--- EXERCISE INSTRUCTIONS ---
Repeat every record exactly.

--- DATA TO PROCESS ---
/---

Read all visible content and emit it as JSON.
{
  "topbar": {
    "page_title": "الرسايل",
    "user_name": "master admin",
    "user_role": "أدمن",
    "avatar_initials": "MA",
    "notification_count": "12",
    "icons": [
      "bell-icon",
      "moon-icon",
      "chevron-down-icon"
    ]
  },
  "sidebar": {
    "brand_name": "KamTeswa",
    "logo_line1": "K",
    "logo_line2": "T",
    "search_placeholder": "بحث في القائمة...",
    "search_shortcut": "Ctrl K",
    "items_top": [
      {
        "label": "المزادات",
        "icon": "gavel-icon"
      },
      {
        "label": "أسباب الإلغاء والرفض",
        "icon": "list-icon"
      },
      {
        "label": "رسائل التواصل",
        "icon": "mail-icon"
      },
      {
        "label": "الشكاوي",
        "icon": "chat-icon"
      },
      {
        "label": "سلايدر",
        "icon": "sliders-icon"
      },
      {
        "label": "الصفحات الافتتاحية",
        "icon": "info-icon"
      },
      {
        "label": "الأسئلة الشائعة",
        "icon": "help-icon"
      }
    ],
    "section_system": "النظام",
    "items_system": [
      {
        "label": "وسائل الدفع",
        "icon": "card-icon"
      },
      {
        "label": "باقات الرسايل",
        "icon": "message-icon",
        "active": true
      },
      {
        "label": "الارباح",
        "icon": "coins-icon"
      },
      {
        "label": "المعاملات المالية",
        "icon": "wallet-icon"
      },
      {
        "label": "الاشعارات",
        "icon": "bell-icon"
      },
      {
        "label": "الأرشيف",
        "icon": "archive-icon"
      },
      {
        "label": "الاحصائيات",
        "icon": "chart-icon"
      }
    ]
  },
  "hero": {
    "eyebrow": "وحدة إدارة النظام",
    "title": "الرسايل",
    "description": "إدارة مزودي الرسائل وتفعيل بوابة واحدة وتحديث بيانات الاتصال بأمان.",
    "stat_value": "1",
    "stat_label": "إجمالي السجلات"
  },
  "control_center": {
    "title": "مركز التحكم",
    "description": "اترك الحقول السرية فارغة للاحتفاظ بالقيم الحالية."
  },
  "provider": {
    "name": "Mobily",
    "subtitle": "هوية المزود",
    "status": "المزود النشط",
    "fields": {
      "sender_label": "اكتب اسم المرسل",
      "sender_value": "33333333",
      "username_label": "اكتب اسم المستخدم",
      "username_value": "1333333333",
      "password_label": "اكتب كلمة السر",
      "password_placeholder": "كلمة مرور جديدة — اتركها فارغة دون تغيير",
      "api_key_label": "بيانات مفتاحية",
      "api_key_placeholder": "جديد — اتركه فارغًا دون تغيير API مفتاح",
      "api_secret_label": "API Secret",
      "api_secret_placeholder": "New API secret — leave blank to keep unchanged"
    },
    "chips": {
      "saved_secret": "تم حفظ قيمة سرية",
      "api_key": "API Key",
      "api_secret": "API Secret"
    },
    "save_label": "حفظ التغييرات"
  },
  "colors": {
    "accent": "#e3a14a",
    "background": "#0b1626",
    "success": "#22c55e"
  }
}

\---

--- EXPECTED ANSWER ---
Read all visible content and emit it as JSON.
{
  "topbar": {
    "page_title": "الرسايل",
    "user_name": "master admin",
    "user_role": "أدمن",
    "avatar_initials": "MA",
    "notification_count": "12",
    "icons": [
      "bell-icon",
      "moon-icon",
      "chevron-down-icon"
    ]
  },
  "sidebar": {
    "brand_name": "KamTeswa",
    "logo_line1": "K",
    "logo_line2": "T",
    "search_placeholder": "بحث في القائمة...",
    "search_shortcut": "Ctrl K",
    "items_top": [
      {
        "label": "المزادات",
        "icon": "gavel-icon"
      },
      {
        "label": "أسباب الإلغاء والرفض",
        "icon": "list-icon"
      },
      {
        "label": "رسائل التواصل",
        "icon": "mail-icon"
      },
      {
        "label": "الشكاوي",
        "icon": "chat-icon"
      },
      {
        "label": "سلايدر",
        "icon": "sliders-icon"
      },
      {
        "label": "الصفحات الافتتاحية",
        "icon": "info-icon"
      },
      {
        "label": "الأسئلة الشائعة",
        "icon": "help-icon"
      }
    ],
    "section_system": "النظام",
    "items_system": [
      {
        "label": "وسائل الدفع",
        "icon": "card-icon"
      },
      {
        "label": "باقات الرسايل",
        "icon": "message-icon",
        "active": true
      },
      {
        "label": "الارباح",
        "icon": "coins-icon"
      },
      {
        "label": "المعاملات المالية",
        "icon": "wallet-icon"
      },
      {
        "label": "الاشعارات",
        "icon": "bell-icon"
      },
      {
        "label": "الأرشيف",
        "icon": "archive-icon"
      },
      {
        "label": "الاحصائيات",
        "icon": "chart-icon"
      }
    ]
  },
  "hero": {
    "eyebrow": "وحدة إدارة النظام",
    "title": "الرسايل",
    "description": "إدارة مزودي الرسائل وتفعيل بوابة واحدة وتحديث بيانات الاتصال بأمان.",
    "stat_value": "1",
    "stat_label": "إجمالي السجلات"
  },
  "control_center": {
    "title": "مركز التحكم",
    "description": "اترك الحقول السرية فارغة للاحتفاظ بالقيم الحالية."
  },
  "provider": {
    "name": "Mobily",
    "subtitle": "هوية المزود",
    "status": "المزود النشط",
    "fields": {
      "sender_label": "اكتب اسم المرسل",
      "sender_value": "33333333",
      "username_label": "اكتب اسم المستخدم",
      "username_value": "1333333333",
      "password_label": "اكتب كلمة السر",
      "password_placeholder": "كلمة مرور جديدة — اتركها فارغة دون تغيير",
      "api_key_label": "بيانات مفتاحية",
      "api_key_placeholder": "جديد — اتركه فارغًا دون تغيير API مفتاح",
      "api_secret_label": "API Secret",
      "api_secret_placeholder": "New API secret — leave blank to keep unchanged"
    },
    "chips": {
      "saved_secret": "تم حفظ قيمة سرية",
      "api_key": "API Key",
      "api_secret": "API Secret"
    },
    "save_label": "حفظ التغييرات"
  },
  "colors": {
    "accent": "#e3a14a",
    "background": "#0b1626",
    "success": "#22c55e"
  }
}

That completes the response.